It’s been a busy few weeks here in Washington – and I’ve been fighting from the time I wake up in the morning to the moment my head hits the pillow. But I did take a little time in between snowstorms in Massachusetts this weekend to bake my heart-shaped cake.
My mother was born on February 14, and she loved her special connection to Valentine’s Day. I still have a stack of valentines that my daddy gave her, back when they were teenage sweethearts. When I was a little girl, I bought some heart-shaped pans at the dime store. Every year, I baked her a birthday cake.
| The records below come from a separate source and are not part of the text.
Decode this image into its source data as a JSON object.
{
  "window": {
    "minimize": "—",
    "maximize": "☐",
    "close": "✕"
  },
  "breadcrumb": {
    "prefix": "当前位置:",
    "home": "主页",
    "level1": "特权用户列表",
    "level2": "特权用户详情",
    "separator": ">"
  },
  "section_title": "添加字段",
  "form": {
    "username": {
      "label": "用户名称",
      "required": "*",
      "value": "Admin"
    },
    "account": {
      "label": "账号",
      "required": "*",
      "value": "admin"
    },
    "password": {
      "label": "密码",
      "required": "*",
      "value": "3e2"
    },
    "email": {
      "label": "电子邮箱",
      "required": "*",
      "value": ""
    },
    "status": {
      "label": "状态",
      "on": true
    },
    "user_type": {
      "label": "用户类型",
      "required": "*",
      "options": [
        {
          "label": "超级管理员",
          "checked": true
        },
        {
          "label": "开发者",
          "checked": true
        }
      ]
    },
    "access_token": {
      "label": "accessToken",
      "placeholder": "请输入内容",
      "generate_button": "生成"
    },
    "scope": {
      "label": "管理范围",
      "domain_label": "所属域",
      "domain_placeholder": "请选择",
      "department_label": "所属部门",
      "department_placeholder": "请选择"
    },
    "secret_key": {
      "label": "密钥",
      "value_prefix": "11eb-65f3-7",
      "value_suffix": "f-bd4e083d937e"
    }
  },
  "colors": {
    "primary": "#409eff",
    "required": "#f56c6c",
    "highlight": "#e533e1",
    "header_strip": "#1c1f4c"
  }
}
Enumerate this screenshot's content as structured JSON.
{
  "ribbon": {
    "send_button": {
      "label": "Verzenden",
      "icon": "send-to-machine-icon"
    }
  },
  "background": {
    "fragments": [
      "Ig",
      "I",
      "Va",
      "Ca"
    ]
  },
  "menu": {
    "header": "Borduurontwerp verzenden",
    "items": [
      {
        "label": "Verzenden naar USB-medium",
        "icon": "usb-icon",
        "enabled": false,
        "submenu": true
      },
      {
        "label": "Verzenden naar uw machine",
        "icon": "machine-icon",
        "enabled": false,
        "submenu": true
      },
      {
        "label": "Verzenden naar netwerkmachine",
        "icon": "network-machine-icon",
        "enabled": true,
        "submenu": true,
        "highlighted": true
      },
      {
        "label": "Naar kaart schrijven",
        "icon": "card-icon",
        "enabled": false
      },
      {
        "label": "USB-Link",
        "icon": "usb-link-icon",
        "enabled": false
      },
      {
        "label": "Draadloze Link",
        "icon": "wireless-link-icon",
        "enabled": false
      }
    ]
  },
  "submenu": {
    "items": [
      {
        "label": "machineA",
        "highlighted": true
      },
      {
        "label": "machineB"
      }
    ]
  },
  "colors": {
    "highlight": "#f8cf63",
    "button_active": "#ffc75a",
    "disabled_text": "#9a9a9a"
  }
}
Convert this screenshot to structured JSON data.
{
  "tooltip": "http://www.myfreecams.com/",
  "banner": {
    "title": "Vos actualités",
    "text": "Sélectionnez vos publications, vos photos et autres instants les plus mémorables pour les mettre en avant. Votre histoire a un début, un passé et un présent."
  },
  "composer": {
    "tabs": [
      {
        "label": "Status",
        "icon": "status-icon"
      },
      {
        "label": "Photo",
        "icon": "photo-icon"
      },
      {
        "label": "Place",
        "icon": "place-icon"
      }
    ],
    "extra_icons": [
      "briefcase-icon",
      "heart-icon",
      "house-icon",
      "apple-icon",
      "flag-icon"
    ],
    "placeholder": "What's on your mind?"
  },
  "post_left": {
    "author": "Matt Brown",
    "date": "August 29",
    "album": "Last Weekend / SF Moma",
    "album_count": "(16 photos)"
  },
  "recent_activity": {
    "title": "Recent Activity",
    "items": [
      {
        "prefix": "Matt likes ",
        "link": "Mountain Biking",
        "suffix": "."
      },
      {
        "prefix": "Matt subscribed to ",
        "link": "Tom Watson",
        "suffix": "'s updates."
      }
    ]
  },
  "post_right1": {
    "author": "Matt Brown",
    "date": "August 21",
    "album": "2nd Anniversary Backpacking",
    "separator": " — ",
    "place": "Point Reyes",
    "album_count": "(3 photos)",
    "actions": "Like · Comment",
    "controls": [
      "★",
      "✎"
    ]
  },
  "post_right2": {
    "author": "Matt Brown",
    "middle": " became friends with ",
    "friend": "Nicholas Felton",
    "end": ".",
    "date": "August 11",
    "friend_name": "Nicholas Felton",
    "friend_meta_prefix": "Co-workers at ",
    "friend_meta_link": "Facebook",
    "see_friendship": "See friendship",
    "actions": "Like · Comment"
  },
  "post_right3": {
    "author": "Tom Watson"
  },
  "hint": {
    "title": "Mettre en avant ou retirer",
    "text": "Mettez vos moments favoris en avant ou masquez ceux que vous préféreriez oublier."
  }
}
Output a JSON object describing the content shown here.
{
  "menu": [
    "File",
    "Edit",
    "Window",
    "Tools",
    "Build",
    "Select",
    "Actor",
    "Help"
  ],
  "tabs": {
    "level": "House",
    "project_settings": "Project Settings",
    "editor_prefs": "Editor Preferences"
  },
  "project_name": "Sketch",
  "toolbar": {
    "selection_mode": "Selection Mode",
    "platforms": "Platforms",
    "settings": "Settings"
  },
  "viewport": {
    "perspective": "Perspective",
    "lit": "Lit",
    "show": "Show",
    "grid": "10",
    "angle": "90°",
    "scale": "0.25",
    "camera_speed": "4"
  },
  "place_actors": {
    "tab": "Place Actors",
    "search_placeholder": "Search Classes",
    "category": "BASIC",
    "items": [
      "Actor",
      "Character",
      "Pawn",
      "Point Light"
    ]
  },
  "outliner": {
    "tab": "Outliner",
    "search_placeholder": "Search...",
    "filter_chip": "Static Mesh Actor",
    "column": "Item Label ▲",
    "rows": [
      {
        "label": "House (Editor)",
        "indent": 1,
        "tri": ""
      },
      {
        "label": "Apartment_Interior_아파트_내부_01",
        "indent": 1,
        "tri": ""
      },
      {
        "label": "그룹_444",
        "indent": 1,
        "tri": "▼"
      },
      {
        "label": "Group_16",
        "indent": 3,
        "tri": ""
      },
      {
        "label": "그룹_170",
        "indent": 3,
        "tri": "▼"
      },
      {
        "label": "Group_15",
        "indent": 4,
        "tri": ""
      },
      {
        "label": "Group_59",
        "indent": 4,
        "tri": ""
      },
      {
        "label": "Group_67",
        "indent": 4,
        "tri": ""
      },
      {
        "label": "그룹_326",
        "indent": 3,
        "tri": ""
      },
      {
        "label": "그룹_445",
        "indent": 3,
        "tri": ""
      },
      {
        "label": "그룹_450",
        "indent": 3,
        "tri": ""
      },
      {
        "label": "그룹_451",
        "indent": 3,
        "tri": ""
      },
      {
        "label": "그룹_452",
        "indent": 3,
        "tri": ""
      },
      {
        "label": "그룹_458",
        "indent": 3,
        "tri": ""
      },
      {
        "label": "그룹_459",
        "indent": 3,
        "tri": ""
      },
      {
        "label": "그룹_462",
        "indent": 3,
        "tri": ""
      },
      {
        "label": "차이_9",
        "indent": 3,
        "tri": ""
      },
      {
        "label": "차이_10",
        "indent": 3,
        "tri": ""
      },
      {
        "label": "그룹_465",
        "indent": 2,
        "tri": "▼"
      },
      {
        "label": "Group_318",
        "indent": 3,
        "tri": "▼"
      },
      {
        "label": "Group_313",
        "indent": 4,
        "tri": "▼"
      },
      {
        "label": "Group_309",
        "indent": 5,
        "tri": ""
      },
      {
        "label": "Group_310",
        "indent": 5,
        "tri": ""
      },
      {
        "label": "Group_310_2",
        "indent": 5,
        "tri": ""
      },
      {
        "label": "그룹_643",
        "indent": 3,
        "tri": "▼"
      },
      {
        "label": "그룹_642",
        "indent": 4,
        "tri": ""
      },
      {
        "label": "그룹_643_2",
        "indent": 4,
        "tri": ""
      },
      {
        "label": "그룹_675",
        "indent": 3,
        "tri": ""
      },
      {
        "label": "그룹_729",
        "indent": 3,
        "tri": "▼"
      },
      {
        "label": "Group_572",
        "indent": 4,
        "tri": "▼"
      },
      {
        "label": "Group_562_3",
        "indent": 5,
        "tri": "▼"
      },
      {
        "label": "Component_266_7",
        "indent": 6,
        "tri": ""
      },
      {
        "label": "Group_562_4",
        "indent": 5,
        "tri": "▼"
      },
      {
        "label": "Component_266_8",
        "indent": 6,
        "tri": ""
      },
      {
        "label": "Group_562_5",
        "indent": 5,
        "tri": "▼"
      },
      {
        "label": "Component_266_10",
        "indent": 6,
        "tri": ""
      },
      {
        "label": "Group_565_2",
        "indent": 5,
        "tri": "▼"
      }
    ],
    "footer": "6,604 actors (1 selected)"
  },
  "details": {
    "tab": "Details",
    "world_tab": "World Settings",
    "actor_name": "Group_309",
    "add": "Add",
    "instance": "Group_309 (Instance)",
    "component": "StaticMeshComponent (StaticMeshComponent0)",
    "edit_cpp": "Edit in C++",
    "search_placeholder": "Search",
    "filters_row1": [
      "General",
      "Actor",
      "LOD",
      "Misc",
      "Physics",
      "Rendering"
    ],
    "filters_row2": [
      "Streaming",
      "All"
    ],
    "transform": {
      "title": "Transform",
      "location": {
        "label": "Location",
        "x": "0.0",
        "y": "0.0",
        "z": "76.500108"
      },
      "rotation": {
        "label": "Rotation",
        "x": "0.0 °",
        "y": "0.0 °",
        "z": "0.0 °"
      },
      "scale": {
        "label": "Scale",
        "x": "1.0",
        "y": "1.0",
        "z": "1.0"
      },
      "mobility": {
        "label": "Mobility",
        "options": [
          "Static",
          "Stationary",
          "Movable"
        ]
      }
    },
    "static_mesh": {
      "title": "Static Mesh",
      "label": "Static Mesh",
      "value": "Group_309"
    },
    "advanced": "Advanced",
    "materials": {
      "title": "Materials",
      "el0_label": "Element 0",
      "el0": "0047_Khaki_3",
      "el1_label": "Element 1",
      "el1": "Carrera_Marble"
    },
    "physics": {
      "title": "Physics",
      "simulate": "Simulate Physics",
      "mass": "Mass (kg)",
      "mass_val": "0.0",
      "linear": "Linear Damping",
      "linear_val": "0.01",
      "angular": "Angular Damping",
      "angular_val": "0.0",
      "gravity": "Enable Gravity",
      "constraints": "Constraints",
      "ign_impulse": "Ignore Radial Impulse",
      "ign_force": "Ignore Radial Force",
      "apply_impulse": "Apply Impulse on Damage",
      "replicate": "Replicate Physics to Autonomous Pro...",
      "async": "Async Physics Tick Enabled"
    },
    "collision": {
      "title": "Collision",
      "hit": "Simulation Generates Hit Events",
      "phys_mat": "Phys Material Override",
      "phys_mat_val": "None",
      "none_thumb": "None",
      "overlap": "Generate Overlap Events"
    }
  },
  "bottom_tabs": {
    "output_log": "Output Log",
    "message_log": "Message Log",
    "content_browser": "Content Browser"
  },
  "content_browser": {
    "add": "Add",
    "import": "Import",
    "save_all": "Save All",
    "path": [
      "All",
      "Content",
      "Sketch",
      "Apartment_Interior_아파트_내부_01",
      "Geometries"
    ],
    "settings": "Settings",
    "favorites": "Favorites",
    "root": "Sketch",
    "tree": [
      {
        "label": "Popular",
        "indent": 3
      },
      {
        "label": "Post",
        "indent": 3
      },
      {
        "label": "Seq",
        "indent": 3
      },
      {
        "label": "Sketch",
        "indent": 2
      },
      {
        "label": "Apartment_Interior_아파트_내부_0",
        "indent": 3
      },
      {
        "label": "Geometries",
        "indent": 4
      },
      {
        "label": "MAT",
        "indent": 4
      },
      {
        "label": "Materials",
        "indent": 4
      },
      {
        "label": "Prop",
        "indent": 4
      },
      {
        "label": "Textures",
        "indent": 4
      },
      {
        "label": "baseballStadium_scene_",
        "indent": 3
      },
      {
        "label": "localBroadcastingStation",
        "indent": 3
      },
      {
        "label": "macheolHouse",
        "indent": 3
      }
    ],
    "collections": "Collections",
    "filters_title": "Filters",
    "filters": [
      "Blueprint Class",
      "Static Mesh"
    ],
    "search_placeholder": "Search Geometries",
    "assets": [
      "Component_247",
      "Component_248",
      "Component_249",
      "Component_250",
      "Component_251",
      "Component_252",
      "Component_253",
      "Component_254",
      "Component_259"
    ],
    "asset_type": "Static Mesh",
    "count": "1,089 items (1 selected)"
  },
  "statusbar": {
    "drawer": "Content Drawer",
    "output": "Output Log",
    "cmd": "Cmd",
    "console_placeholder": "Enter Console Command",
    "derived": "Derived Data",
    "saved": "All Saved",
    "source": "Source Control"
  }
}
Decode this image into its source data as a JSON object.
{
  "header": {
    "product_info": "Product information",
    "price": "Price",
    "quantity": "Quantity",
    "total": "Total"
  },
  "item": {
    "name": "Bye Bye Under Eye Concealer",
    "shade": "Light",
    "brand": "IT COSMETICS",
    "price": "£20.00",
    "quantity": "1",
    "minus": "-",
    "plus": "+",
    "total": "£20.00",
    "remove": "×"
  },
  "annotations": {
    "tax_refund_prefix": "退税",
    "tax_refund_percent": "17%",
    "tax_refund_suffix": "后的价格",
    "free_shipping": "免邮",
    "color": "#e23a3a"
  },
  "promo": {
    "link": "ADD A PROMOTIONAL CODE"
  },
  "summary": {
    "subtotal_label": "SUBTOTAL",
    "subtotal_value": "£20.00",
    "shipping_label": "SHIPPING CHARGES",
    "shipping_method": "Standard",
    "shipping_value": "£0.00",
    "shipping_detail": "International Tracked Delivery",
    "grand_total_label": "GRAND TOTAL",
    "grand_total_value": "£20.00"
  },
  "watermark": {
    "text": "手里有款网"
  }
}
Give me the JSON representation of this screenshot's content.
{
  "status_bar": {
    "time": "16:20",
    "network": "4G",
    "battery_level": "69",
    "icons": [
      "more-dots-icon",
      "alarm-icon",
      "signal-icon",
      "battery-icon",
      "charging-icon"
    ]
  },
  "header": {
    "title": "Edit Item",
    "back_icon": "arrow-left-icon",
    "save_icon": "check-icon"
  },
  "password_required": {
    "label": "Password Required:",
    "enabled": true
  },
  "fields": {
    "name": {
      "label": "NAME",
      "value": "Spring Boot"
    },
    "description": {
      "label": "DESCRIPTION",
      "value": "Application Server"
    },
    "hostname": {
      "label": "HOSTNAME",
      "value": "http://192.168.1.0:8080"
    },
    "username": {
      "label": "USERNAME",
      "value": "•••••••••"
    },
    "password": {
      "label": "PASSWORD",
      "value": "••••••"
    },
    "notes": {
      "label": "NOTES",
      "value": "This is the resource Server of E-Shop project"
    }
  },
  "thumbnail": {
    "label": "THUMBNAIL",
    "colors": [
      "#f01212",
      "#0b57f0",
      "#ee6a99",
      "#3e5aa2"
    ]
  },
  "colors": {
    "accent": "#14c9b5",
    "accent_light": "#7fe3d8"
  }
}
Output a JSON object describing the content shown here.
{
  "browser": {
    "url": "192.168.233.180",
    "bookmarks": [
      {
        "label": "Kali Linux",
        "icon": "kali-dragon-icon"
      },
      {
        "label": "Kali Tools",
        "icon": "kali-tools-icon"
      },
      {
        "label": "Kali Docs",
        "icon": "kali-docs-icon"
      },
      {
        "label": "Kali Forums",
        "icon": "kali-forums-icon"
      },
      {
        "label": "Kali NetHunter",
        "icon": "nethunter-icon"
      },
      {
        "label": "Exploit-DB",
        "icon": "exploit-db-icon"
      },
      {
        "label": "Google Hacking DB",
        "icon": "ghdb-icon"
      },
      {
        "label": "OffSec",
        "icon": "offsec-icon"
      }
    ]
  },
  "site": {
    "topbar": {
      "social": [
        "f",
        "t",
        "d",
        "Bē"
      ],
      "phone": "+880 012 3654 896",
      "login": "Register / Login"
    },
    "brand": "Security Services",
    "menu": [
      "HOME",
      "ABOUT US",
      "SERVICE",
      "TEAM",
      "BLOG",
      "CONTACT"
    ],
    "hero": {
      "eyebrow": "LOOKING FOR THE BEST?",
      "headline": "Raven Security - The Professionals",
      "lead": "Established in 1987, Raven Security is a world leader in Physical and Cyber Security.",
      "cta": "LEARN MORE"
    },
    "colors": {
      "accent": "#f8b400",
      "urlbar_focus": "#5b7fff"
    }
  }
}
Decades later, when my mother was 83, seemingly strong and healthy, she needed to have some minor surgery – and everything went fine. The teenage nieces and nephews took her on wheelchair races down the hallways, and we all laughed and had juice and cookies. We went home that evening expecting her to be released from the hospital the next day.
In the middle of the night, my brother called. He said Mama was dead. Daddy had been sitting with her when she leaned forward and said, "Don, there's that gas pain again." Then she died. The autopsy showed that she had advanced heart disease – never diagnosed, and never treated. No one had any idea.
Heart disease is the #1 killer of women – causing 1 in 3 deaths every year. No longer considered just a “man’s disease,” doctors do a much better job screening and treating women for cardiovascular disease than they did when my mother had her heart attack.
But let’s be clear: We cannot stop heart disease in women if we don’t have regular access to quality, affordable healthcare. That’s why I’m fighting – with all my heart – to stop Republican efforts to repeal the Affordable Care Act.
The Affordable Care Act gives women (and men) access to free annual wellness exams to detect and monitor heart disease. It allows heart attack survivors and others diagnosed with a heart condition to get insurance despite their pre-existing condition. It prevents insurance companies from charging people different premiums based on their health status, or charging women more for their insurance than men. It removes the lifetime coverage caps for people with serious or chronic illnesses. And it has expanded Medicaid access in Massachusetts and across the country so millions of people can get the care they need to stay healthy.
The Massachusetts Medical Society – 25,000 of the best doctors in the world – told me:
“Repeal of the ACA would be a disaster. In Massachusetts and elsewhere, this course would deprive many of the subsidies that make health insurance affordable, would end the Medicaid expansion that has helped so many, and would destabilize the insurance market, with a resulting exodus of insurers from the market and a likely increase in cost.”
And they’re not the only ones who are worried. The Massachusetts Health & Hospital Association said that “a repeal of the ACA would turn back the clock.” Boston Medical Center President Kate Walsh said their health care services are “gravely in danger by plans to repeal the Affordable Care Act.”
I still have my heart-shaped pans – and even though my mother is gone now, I still bake a heart-shaped cake every Valentine’s Day to remember her. But this year, I’m doing something more: I’m fighting to make sure everyone’s mother, grandmother, daughter, sister, wife, partner, friend and neighbor can get the health care they need to live longer, healthier lives.
Fighting for the Affordable Care Act seems like the right way to celebrate the people you love.